So exciting, there were about 10,000 to 20,000 bees hanging on to the leg of a plastic chair, the owner of the house put this wood box over them to protect them and his kids from being stung.

I grabbed first a piece of wood that had a good bunch of them and moved them to the box, I could tell the queen was not there because they were not staying they were flying back to the chair leg.

So I pulled the chair out carefully and placed the leg on top of the box and jerked it so that most bees fell into the box. 

I could tell the queen was there because the bees were staying on the box this time. 

However there were still a lot of bees on the other box that needed to be moved to my box.

I used a piece of cardboard to carefully pick up the bees and move them to my box.

And there is most of them

Hard to tell exactly how many but a lot!

So I covered the box and Luis helped me to tie it up and take it back to the Algarden.
Luis was pretty excited to be a part of the action, his son-in-law is a beekeeper in Guatemala so he is used to being around bees and I think this brought back some good memories for him.

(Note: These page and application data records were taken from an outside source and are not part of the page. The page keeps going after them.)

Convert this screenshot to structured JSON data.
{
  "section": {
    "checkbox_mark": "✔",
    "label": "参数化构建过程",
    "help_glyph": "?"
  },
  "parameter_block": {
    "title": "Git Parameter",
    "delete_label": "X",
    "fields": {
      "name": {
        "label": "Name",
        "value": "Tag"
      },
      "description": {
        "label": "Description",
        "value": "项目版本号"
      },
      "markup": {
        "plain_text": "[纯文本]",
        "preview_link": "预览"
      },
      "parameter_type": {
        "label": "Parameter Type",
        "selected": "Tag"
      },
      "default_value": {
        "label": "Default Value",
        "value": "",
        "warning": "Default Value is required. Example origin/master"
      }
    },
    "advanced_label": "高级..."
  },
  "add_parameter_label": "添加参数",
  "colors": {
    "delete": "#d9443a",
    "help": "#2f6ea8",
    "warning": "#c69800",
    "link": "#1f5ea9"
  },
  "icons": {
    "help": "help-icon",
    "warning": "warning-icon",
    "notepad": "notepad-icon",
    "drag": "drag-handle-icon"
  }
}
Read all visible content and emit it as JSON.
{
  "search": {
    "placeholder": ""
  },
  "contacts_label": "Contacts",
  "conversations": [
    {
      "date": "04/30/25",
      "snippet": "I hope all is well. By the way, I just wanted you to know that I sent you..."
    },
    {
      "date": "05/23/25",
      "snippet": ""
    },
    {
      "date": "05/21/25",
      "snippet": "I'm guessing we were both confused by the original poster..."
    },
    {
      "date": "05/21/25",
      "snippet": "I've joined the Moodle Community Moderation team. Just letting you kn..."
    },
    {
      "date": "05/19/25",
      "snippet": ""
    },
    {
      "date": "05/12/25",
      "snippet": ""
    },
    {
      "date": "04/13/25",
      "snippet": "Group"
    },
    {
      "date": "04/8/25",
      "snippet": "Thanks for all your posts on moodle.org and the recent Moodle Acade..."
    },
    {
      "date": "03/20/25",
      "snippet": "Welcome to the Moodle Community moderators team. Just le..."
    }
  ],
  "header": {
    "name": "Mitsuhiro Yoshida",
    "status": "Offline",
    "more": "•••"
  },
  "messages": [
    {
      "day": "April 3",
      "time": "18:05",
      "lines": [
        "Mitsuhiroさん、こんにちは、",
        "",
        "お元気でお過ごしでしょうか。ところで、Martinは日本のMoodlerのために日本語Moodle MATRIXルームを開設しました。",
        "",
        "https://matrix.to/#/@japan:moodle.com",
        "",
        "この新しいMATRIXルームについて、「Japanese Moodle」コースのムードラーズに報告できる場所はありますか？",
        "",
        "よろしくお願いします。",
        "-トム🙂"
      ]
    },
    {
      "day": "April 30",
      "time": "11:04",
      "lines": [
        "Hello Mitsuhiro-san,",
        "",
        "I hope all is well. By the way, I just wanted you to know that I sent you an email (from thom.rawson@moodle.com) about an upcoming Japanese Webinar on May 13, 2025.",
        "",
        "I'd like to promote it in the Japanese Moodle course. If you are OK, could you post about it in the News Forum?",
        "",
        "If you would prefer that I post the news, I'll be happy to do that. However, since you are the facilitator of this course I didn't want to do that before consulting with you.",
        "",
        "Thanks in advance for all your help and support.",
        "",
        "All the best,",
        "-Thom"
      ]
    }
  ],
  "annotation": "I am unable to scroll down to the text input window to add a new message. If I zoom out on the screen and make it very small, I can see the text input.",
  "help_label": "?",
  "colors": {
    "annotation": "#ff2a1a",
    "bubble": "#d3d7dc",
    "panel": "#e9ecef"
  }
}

I left the 5 frame box with only two frames for two days. I had to build new frames so it took me a while, but after two days I came back to transfer the bees from the small box to a full 10 frame box and I had all the frames ready to go. This video shows what we found when I opened the box, the bees had already built a beautiful comb on the empty space of the box and it already had some nectar and pollen. Very hard working bees.

It's good to have Stella and Gloria back together at the Algarden. Welcome!
Many thanks to Maria for taking pictures and video and to Luis for his help and for connecting me with the bees. 

1 comment:

Kallpa said...

Tu eres la Queen Bee